I Am the Messenger by Markus Zusak was OK. The actual story, when Ed is receiving the cards and trying to figure out what his missions are, was engaging, however, it certainly was not as good as The Book Thief. My hardcover copy was originally published in 2002 and is 357 pages long.
I will conceded that there were parts of I Am the Messenger that were simply wonderful. Frankly, though, while the premise for the story was interesting, two parts of I Am the Messenger disappointed me: the language and the ending. Although I can handle quite a bit of adult language, I felt like there was simply too much swearing that involved taking the Lord's name in vain. I'd rather see the s- or f- word. Then, even though I can appreciate the ending, I didn't think it suited the book, so it was a huge let down. Add to these two major complaints all the sexual content and I also feel the book needs to be for an older audience. So, this book is only going to receive a limited recommendation by me with the notation to be forewarned about the language. If you want to read a great book by Zusak, get The Book Thief.

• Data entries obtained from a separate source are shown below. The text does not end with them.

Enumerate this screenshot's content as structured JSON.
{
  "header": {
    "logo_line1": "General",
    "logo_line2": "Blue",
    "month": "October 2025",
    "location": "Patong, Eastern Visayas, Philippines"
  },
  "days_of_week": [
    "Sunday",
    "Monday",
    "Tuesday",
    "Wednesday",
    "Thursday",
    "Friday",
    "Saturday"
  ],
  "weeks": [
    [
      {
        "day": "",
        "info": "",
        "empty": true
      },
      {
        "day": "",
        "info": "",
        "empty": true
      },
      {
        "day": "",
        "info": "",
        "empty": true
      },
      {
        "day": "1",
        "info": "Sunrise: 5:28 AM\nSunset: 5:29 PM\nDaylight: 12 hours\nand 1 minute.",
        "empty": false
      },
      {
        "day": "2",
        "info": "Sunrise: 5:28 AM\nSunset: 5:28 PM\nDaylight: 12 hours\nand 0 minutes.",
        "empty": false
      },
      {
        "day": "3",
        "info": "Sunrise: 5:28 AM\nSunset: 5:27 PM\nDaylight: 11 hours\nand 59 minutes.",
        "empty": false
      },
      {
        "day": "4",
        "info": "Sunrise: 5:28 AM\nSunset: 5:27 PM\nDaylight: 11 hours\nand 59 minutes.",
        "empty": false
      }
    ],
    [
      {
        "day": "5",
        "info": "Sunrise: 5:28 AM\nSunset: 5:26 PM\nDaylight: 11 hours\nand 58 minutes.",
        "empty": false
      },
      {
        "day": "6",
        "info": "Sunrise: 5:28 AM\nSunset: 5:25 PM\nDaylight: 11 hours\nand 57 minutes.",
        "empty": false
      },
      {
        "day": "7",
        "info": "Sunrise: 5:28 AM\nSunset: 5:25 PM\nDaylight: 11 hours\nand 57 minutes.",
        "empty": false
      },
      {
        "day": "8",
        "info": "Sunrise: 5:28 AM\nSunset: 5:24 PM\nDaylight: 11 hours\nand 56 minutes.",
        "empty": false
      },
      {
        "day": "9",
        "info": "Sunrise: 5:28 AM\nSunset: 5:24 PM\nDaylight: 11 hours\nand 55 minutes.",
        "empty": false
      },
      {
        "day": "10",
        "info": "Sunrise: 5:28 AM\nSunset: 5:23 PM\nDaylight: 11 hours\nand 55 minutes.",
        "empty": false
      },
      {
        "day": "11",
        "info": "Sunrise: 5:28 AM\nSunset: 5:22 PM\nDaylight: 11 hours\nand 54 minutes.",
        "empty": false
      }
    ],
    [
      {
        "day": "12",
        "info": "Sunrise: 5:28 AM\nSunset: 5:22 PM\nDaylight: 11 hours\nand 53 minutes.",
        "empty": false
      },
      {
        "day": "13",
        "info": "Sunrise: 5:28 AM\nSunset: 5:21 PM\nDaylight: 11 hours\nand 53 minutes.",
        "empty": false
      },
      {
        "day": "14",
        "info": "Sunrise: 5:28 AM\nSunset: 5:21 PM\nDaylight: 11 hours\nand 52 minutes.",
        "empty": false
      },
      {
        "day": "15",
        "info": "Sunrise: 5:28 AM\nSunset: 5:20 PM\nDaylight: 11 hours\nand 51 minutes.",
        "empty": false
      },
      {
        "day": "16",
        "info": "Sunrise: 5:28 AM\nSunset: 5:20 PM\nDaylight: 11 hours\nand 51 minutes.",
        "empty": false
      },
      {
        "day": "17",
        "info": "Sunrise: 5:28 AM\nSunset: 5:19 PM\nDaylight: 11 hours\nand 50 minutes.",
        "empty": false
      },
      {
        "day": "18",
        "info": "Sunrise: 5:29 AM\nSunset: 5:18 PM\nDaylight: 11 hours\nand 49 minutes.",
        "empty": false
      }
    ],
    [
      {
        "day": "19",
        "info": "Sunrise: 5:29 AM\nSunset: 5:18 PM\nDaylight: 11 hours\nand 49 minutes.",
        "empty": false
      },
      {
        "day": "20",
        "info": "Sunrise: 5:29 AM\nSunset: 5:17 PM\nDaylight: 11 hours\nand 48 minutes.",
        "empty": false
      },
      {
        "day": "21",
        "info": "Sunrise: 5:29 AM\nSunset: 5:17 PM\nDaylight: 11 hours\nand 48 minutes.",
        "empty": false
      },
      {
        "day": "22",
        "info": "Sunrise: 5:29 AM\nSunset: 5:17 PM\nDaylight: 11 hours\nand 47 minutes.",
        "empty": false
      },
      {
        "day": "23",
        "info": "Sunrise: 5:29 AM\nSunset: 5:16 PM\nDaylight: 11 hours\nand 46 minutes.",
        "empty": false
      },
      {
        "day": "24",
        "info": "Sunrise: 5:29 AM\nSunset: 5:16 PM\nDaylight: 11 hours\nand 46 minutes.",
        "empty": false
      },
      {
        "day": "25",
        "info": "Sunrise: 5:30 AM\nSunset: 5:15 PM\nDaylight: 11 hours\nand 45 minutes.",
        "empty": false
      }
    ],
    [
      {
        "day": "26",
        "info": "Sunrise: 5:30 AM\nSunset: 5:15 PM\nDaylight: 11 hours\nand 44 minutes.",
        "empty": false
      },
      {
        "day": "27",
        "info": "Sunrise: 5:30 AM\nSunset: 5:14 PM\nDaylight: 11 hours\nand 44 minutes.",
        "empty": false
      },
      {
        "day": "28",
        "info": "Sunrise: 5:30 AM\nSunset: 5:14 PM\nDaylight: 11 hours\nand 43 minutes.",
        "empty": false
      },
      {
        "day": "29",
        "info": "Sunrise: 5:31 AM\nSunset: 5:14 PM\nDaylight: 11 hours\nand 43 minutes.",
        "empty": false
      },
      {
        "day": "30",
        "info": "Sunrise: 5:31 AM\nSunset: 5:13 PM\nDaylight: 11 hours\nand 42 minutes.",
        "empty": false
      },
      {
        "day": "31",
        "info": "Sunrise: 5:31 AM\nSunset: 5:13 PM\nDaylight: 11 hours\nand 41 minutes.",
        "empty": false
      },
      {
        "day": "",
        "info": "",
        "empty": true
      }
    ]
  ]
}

Grade 9 Up - Nineteen-year-old cabbie Ed Kennedy has little in life to be proud of: his dad died of alcoholism, and he and his mom have few prospects for success. He has little to do except share a run-down apartment with his faithful yet smelly dog, drive his taxi, and play cards and drink with his amiable yet similarly washed-up friends. Then, after he stops a bank robbery, Ed begins receiving anonymous messages marked in code on playing cards in the mail, and almost immediately his life begins to swerve off its beaten-down path. Usually the messages instruct him to be at a certain address at a certain time. So with nothing to lose, Ed embarks on a series of missions as random as a toss of dice: sometimes daredevil, sometimes heartwarmingly safe. He rescues a woman from nightly rape by her husband. He brings a congregation to an abandoned parish. The ease with which he achieves results vacillates between facile and dangerous, and Ed's search for meaning drives him to complete every task. But the true driving force behind the novel itself is readers' knowledge that behind every turn looms the unknown presence - either good or evil - of the person or persons sending the messages. Zusak's characters, styling, and conversations are believably unpretentious, well conceived, and appropriately raw. Together, these key elements fuse into an enigmatically dark, almost film-noir atmosphere where unknowingly lost Ed Kennedy stumbles onto a mystery - or series of mysteries - that could very well make or break his life. - Hillias J. Martin, New York Public Library; From School Library Journal